0:00:00. Note that times must include a seconds field.
This trigger defines a repetition by a fixed interval. The interval is added up by the fields
weeks, days, hours, minutes and seconds. Possible field separators are
/ and spaces. Missing fields are filled up with
0 on the left.
42:00:00 # run every fourty-two hours 100/00:00:00 # run every one hundred days
There are also the convenience shortcuts
every minute and
Though it uses the same units of measurement, an interval is different from a point in time, it describes the time between two events. Hence you should expect a job that is defined with this type of trigger to run the defined time after the job has been registered. To define a point in time, see cron.
A user that shall run all jobs for a container can be set with a label name of this form:
The option can also be defined for an image and is considered when the
flag is set.
If this option is not set, Docker uses the user that was specified with the
--user option on
container creation or falls back to the one defined in the underlying image.
Option flags control deck-chores’s behaviour with regard to the labeled container and override
the setting of
DEFAULT_FLAGS. The schema for a flags label name is:
Options are set as comma-separated list of flags. An option set by
be unset by prefixing with
These options are available:
Job definitions in the container’s basing image labels are also parsed while container label keys override these.
deck-chore’s behaviour is defined by these environment variables:
The timeout for responses from the Docker daemon in seconds without unit indicator. The default is imported from docker-py.
The URL of the Docker daemon to connect to.
Log debugging messages, enabled by
The default for a job’s
The label namespace to look for job definitions and container options.
A comma-separated list of container labels that identify a unique service with possibly multiple container instances. This has an impact on how the
The job scheduler’s timezone and the default for a job’s
TLS(selects the highest version supported by the client and the daemon)
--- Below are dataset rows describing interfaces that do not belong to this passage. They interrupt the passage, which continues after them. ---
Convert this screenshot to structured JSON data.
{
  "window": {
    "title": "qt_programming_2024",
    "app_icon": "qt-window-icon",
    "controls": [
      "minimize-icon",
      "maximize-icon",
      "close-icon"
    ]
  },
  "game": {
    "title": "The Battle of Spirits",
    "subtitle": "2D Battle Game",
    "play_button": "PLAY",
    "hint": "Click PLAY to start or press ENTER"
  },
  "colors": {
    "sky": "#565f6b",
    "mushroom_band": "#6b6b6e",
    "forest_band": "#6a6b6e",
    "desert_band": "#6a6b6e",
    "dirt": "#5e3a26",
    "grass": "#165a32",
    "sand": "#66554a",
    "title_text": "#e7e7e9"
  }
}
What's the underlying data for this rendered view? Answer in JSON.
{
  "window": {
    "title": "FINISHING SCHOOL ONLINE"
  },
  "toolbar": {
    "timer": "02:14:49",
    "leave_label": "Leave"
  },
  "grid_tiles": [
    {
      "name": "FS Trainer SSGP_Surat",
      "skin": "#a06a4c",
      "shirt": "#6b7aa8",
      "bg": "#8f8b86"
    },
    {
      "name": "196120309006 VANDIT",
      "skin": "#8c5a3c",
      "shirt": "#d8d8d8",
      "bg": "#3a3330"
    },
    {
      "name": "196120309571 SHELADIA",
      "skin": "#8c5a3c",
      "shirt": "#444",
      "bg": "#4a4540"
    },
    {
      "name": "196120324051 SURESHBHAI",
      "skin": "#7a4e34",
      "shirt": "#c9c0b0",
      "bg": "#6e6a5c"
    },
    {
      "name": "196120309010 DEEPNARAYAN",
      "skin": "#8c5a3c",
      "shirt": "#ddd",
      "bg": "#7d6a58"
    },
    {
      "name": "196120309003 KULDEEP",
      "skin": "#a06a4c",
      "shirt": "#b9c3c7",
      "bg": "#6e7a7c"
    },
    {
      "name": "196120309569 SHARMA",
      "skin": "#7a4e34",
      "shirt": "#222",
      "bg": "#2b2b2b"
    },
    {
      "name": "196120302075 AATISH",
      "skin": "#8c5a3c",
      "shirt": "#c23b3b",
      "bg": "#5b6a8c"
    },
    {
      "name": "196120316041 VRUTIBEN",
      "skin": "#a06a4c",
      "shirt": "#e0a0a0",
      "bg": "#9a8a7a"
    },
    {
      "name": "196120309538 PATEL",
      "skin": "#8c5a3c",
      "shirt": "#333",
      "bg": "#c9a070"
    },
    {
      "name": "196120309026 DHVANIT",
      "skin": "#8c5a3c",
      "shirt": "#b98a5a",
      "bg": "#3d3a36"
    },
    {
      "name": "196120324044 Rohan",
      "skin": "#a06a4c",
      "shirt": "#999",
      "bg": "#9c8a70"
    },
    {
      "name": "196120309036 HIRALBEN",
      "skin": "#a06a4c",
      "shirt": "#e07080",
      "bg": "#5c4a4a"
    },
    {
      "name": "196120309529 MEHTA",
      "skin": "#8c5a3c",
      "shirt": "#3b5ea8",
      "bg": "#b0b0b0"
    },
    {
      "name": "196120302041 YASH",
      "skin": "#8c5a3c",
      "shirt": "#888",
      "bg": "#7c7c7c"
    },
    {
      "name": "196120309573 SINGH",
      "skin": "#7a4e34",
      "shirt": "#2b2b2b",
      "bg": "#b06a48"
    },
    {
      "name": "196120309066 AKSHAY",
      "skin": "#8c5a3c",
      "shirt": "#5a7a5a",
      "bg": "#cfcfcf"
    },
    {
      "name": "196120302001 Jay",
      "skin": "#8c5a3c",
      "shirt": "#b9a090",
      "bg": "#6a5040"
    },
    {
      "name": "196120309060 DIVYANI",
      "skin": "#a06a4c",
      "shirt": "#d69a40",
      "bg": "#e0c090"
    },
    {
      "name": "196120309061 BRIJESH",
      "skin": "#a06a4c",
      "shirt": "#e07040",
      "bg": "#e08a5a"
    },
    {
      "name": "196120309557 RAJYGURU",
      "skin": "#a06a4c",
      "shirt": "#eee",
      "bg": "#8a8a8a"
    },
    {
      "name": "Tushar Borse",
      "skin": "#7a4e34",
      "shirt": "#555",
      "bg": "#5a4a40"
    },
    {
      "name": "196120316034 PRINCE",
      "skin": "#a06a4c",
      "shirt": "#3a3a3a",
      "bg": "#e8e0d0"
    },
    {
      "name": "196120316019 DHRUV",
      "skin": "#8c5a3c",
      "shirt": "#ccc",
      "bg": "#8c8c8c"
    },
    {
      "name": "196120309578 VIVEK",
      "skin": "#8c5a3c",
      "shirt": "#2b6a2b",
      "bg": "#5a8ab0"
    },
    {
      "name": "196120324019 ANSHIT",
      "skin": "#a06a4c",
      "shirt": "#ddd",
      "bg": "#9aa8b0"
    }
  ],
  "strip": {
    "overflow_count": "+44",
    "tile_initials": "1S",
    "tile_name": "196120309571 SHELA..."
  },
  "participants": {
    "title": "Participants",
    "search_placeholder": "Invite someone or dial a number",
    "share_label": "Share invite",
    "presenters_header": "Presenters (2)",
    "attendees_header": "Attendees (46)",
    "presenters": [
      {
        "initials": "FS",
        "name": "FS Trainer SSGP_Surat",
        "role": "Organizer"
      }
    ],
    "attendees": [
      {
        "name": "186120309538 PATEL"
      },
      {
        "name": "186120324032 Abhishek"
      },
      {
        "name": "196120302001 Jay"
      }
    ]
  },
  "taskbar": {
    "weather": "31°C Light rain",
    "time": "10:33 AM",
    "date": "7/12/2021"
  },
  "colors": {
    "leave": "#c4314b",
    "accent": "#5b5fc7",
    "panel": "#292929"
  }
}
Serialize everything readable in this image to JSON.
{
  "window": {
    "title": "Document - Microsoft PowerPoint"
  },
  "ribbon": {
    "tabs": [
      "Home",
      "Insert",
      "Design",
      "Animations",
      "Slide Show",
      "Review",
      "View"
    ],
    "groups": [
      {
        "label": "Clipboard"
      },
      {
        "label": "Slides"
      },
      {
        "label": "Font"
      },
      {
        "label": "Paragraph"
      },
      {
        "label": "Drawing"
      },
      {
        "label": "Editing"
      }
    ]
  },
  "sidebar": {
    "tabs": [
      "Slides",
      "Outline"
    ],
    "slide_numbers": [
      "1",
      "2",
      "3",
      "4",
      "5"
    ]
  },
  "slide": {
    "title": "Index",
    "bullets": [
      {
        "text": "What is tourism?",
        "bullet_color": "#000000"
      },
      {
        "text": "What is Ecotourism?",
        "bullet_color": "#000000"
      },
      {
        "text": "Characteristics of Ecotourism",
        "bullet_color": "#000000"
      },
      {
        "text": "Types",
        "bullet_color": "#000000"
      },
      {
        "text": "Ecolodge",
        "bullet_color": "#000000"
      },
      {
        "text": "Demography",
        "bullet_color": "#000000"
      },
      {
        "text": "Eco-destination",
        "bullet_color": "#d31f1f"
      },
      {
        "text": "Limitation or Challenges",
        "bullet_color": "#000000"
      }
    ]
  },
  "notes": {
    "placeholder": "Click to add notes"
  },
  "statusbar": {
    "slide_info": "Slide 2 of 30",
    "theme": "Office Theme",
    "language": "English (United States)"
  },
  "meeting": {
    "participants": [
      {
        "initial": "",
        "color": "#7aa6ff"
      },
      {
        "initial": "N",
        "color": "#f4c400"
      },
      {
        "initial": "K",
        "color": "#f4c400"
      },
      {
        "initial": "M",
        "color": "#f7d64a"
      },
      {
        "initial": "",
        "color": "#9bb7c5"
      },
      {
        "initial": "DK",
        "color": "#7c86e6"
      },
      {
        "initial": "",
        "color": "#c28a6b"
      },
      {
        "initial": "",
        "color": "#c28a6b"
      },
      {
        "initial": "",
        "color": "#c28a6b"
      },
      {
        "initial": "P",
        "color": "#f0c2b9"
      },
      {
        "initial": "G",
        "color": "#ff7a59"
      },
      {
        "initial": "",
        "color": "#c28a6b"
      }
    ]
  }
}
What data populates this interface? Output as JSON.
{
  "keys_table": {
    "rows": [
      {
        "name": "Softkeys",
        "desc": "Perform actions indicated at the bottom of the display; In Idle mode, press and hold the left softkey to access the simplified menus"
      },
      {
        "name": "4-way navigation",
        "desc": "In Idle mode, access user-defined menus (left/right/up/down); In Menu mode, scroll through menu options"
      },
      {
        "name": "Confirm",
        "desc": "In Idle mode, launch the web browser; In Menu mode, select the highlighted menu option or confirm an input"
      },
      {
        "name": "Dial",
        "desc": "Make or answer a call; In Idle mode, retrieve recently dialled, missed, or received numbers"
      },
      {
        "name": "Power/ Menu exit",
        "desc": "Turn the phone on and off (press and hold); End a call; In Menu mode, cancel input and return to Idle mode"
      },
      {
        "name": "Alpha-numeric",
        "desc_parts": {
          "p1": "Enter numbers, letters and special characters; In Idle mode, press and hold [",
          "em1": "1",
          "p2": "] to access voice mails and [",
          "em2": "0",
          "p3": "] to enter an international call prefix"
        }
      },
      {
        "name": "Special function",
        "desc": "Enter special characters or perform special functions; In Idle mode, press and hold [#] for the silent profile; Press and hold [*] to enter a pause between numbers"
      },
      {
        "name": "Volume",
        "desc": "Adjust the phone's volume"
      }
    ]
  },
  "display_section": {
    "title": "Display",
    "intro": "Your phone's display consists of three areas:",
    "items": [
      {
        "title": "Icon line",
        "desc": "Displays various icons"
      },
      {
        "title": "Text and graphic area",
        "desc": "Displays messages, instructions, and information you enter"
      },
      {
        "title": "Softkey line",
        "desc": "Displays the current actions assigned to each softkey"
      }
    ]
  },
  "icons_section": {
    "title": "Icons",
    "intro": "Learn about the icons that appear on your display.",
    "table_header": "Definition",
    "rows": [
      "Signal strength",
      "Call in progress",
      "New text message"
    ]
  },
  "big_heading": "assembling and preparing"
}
For other options see the names provided by Python’s ssl library prefixed with
Authentication related files are expected to be available at